HARWICH - Town Planner Susan Leven was deeply disturbed when she spotted a red swastika spray-painted on a sign near the bike path in Harwich Center Sunday.
''This has made me think about many things - mostly about the ability of something so ugly and hateful to find its way into a community that I thought would never be defaced by something so awful,'' Leven, speaking as a resident, told the selectmen Monday night.
Harwich police are investigating the incident. Police Chief William Mason said the culprit will be punished if caught.
Meanwhile, a new group lead by John Bangert - No Place for Hate - Harwich - is galvanizing the public to take a stand against racism and hate.
''Our community should be outraged every time an incident of hate is expressed and our response should be heightened,'' said Bangert, a longtime advocate for equality. ''We need to take a real stand on not erasing anyone's freedom.''
Bangert formed the No Place for Hate coalition last month. The group seeks to promote community awareness toward the goals of tolerance, acceptance and respect.
A cross-burning in Sandwich on Sept. 5 prompted Bangert to create the local group, sponsored by the Anti-Defamation League.
''The main issue is what is going to be our response to this?'' he said yesterday. ''It is our collective responsibility to say, 'What can we do about it?'''
At area businesses, including Sativa and Wild Oats Market in Harwich Port, Bangert and his group have disseminated pledge forms. Residents are being asked to sign the pledges, promising to refrain from hurtful speech or actions. The group has also printed red cardboard signs that read ''Stop Racism and Hate.''
The group's suggested school curriculum urges everything from more training for school counselors to establishing procedures for reporting hate-motivated crimes and setting school policies that indicate such behavior is not tolerated.
''I see this as a teachable moment, to refocus everyone's attention that this is happening here even though we might not have thought so,'' said Polly Hemstock, a member of the Harwich School Committee.
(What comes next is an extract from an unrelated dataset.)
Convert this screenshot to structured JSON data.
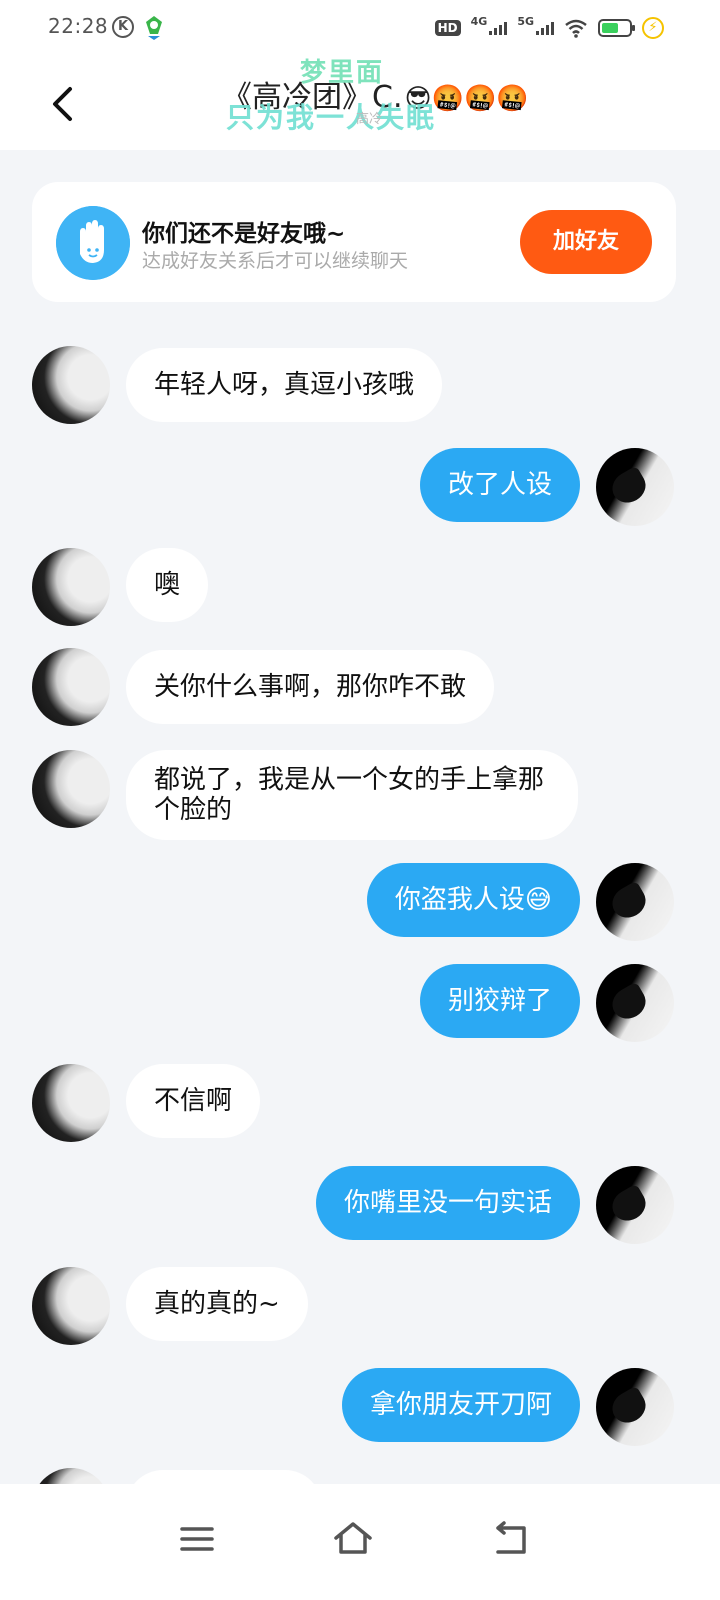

The school board intends to invite the coalition to a meeting, possibly as soon as Dec. 7.
Hemstock said the schools have a strong policy toward anti-discrimination, and the elementary school has recently set up a task force to take a look at bullying.
''This seems like a good time to look at our policies and procedures to make sure we are making a strong enough statement,'' she said.
Jason Kolnos can be reached at email@example.com.